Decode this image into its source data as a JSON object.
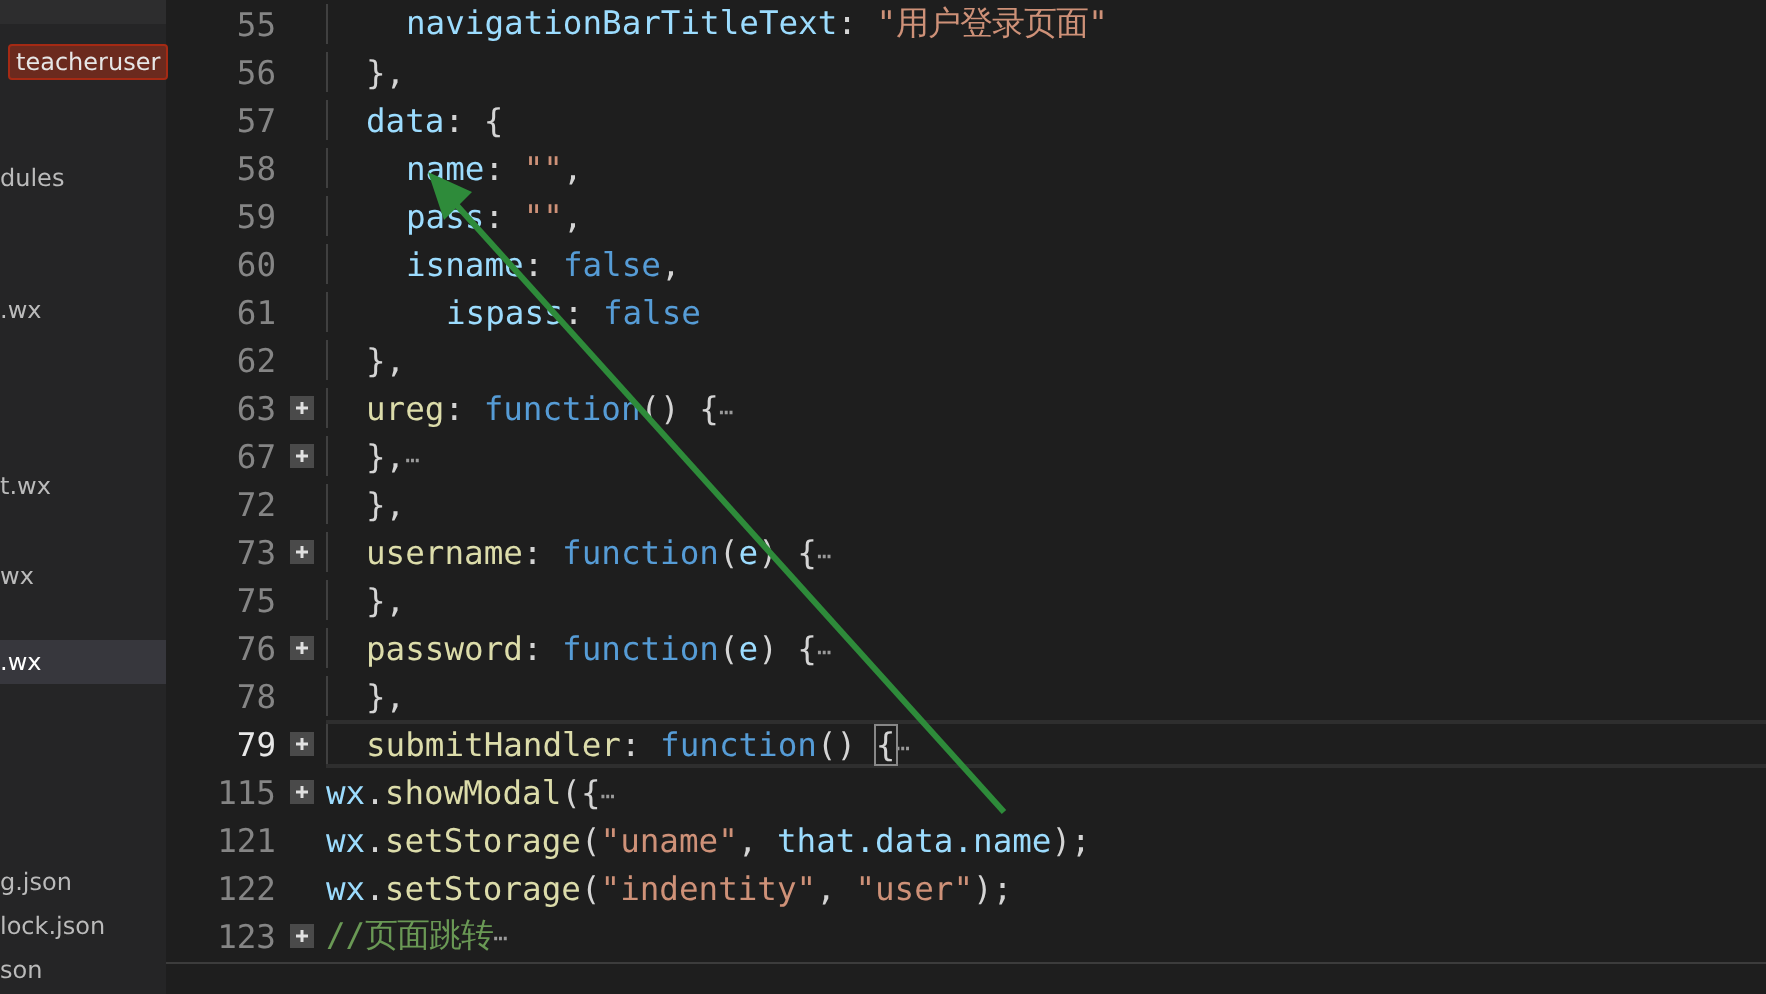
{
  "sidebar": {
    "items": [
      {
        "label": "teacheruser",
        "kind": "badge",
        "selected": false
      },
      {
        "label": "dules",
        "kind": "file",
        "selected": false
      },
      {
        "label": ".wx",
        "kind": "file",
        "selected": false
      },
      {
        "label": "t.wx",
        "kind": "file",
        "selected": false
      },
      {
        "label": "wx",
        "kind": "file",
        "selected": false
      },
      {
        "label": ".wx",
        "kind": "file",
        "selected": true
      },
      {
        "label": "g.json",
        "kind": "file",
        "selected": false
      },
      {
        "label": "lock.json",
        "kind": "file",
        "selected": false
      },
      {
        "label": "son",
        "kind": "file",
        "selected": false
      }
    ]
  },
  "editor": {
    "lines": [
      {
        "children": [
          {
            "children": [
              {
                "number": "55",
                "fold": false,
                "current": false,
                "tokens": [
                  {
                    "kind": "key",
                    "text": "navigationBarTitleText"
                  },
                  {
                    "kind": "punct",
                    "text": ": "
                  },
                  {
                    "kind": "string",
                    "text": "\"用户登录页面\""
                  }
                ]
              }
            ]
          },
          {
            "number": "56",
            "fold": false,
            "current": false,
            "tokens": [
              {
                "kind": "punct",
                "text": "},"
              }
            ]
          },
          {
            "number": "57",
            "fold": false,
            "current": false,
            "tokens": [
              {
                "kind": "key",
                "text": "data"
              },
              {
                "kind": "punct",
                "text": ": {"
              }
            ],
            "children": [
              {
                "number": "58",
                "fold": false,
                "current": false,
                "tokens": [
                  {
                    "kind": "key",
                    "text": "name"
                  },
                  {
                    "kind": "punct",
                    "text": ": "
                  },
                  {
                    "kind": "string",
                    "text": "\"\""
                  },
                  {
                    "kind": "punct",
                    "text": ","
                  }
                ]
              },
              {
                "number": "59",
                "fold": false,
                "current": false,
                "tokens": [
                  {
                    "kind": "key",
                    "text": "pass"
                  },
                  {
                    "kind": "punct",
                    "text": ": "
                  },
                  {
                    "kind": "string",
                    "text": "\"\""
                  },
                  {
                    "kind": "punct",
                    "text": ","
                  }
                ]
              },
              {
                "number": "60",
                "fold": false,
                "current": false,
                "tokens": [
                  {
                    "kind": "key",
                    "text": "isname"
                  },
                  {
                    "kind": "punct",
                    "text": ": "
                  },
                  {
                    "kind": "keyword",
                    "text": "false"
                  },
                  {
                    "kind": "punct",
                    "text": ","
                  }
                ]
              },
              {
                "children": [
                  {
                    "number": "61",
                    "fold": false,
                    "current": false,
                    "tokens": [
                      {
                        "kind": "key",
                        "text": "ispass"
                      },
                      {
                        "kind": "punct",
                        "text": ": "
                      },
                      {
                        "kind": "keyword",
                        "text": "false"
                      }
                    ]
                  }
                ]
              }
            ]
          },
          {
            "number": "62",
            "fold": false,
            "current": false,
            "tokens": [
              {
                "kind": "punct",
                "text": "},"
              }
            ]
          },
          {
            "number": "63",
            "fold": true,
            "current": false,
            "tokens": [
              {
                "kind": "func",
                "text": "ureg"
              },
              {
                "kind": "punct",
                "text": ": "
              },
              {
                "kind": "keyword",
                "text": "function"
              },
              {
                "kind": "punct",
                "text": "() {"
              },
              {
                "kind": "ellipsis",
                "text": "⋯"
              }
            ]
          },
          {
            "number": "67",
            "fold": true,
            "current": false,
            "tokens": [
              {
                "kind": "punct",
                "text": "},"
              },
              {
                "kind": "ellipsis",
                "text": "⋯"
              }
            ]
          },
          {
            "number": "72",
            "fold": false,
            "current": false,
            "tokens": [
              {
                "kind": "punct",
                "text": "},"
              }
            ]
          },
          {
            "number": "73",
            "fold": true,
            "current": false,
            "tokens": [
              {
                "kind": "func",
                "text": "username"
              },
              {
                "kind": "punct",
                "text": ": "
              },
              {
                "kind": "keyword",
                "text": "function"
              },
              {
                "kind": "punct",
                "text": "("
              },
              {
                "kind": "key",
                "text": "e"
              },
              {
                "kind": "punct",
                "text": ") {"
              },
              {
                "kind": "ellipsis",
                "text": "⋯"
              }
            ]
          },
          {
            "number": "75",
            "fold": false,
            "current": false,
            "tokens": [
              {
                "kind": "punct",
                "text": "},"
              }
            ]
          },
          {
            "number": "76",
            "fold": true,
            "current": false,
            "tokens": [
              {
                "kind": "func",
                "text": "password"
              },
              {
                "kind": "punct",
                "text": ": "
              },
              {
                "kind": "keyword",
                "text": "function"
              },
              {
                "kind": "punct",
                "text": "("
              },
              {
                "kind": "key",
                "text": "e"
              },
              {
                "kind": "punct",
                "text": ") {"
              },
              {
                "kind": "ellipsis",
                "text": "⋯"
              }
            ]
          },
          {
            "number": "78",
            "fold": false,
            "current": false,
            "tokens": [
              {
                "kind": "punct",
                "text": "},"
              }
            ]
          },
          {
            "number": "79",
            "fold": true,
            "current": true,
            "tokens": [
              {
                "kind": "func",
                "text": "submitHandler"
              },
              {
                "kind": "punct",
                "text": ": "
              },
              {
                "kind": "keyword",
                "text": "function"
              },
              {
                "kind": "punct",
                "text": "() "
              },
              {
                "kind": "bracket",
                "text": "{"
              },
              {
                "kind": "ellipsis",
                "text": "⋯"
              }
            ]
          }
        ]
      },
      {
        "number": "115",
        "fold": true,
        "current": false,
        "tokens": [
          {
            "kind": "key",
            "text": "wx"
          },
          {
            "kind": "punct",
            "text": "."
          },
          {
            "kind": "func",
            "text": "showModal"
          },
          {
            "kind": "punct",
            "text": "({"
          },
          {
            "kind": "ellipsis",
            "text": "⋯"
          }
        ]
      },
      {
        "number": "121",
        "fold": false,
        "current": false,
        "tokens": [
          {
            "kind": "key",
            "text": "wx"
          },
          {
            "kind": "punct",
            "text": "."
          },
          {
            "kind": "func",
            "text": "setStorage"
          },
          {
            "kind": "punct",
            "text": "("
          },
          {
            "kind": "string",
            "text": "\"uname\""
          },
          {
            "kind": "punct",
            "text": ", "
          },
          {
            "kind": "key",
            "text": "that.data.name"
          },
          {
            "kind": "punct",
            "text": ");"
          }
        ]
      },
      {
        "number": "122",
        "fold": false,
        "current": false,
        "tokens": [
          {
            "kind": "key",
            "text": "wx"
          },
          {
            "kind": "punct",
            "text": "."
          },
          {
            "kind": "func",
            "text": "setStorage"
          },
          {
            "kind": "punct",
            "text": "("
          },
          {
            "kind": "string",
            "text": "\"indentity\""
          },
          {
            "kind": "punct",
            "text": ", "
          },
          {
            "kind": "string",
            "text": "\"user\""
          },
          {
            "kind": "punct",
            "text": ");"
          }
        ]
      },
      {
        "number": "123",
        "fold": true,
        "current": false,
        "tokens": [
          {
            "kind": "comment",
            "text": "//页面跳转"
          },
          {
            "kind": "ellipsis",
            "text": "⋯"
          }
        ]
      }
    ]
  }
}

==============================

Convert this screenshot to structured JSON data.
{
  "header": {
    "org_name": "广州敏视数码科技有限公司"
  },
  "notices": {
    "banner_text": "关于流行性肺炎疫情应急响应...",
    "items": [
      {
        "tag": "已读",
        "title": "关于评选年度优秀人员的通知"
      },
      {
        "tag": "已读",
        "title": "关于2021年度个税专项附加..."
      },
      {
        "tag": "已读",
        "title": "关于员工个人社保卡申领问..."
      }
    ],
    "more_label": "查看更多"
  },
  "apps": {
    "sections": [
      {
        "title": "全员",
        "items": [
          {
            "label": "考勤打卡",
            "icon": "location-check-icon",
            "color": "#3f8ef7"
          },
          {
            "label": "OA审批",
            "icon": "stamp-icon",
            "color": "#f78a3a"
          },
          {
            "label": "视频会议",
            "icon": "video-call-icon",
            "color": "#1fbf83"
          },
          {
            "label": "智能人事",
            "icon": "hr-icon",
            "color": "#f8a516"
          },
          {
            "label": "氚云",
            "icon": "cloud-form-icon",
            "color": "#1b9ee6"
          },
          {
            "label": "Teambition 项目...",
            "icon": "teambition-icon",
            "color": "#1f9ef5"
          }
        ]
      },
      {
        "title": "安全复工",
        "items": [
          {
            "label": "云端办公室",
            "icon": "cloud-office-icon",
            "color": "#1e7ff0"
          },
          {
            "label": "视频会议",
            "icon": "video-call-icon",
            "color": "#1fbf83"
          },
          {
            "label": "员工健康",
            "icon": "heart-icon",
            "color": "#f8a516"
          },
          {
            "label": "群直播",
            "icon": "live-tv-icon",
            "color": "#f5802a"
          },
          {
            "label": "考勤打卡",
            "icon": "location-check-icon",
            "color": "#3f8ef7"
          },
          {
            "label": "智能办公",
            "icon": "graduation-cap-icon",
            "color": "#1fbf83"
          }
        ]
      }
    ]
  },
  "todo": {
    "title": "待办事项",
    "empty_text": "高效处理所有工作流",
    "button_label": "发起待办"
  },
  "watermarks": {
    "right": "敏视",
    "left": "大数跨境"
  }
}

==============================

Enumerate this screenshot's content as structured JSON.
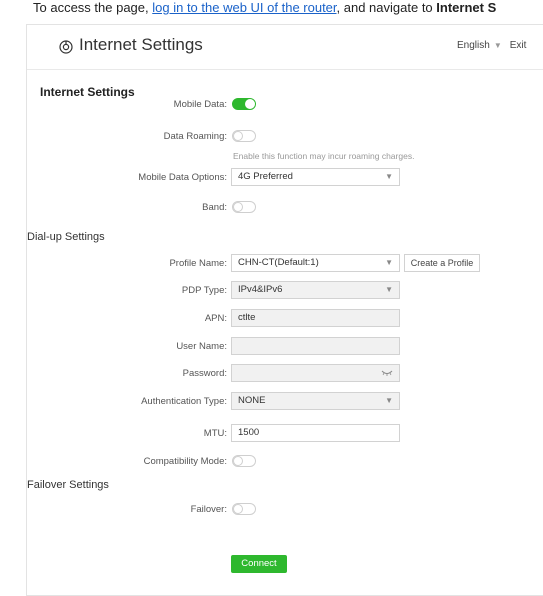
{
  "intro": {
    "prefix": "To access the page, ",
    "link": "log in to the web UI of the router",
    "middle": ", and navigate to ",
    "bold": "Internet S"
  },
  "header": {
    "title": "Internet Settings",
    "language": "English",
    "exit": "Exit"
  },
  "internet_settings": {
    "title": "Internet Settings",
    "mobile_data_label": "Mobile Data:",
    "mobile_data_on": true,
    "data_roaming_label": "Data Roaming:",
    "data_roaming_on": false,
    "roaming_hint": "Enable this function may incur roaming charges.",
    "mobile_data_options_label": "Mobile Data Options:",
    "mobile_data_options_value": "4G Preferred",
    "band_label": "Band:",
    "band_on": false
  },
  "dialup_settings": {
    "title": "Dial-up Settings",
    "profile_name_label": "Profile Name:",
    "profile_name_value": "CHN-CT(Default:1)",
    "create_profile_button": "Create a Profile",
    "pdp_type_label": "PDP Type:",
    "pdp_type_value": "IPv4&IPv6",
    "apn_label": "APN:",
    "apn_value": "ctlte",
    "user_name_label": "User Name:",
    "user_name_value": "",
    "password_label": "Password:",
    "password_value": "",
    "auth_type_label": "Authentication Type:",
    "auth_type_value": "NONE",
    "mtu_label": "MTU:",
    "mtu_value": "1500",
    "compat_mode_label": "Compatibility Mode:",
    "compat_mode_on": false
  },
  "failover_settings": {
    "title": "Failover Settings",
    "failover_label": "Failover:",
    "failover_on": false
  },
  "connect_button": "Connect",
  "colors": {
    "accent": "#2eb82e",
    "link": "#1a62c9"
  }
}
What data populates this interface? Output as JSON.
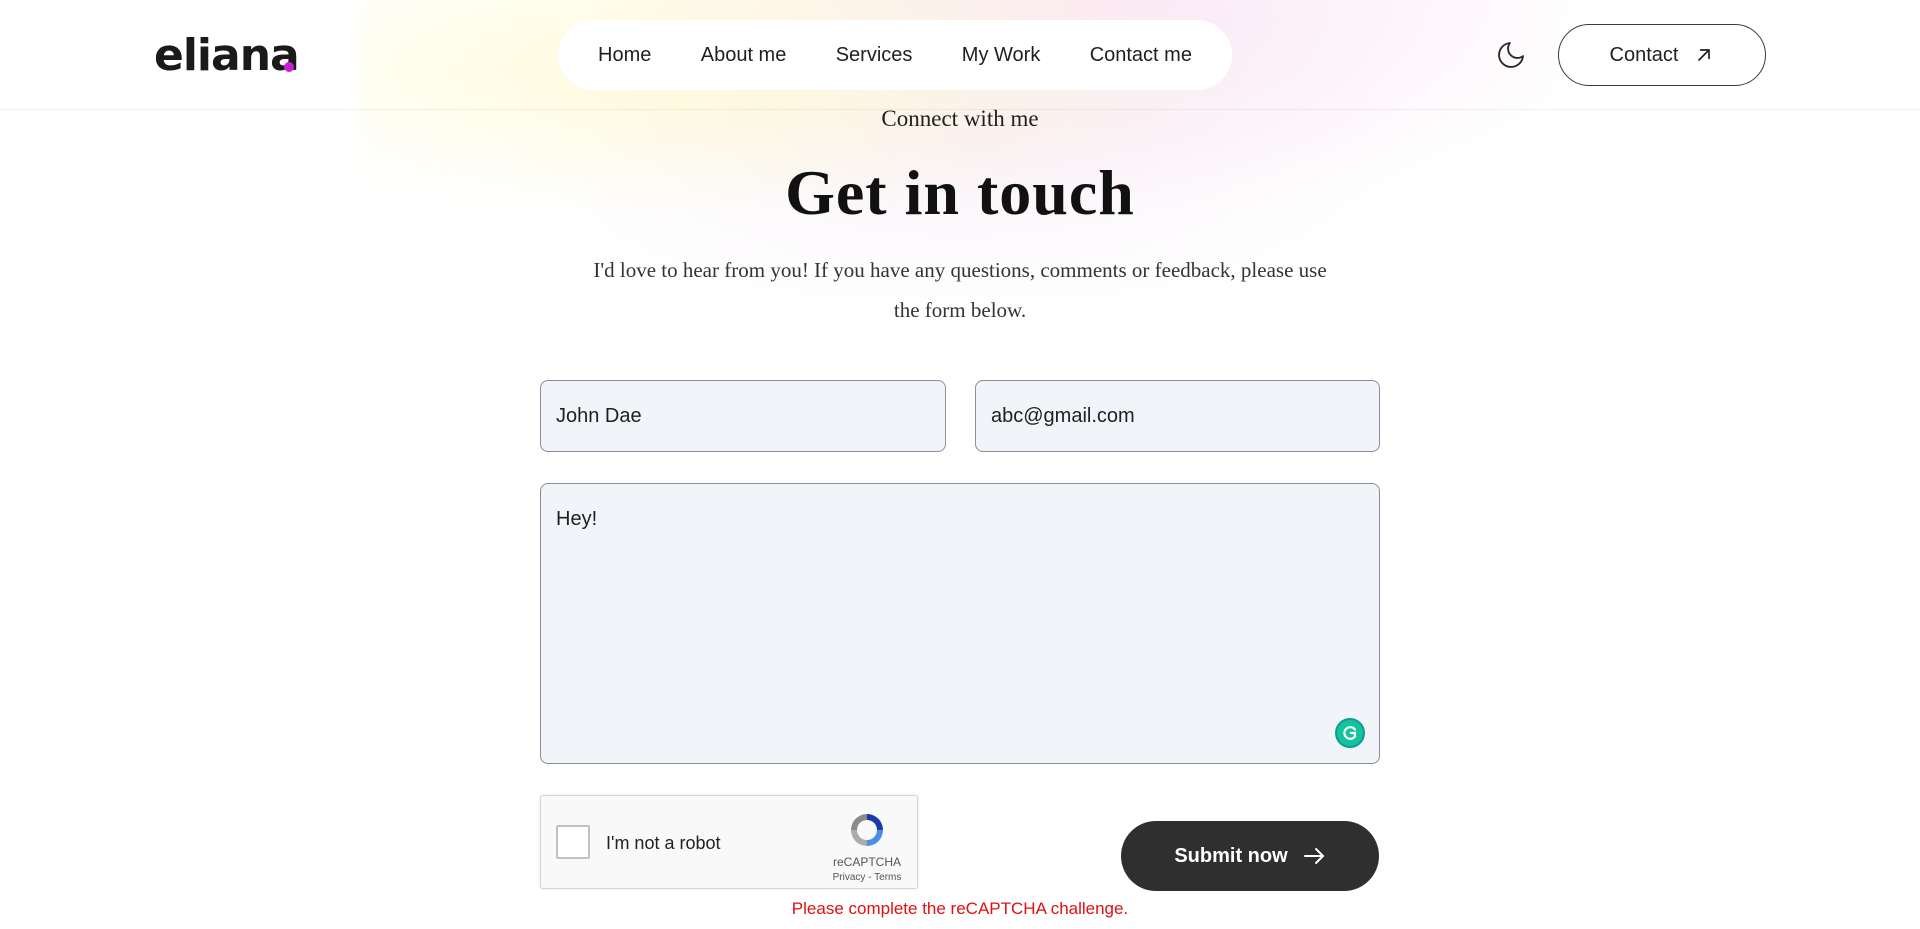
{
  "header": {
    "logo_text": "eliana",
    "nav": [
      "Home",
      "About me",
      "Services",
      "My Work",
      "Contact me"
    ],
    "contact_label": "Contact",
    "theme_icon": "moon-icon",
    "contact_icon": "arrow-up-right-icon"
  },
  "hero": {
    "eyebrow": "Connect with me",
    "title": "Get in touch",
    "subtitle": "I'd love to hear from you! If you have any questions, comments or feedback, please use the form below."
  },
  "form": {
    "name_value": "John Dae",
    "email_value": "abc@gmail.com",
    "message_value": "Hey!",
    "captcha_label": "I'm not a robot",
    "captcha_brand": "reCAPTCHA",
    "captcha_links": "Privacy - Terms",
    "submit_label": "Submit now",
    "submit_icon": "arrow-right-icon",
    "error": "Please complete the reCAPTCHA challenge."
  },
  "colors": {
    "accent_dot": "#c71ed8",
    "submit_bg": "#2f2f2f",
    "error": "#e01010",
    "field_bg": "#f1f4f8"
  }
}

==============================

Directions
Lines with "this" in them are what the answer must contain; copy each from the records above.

Reply to the task
Decode this image into its source data as a JSON object.
Convert this screenshot to structured JSON data.
Enumerate this screenshot's content as structured JSON.
    "roaming_hint": "Enable this function may incur roaming charges.",
What data populates this interface? Output as JSON.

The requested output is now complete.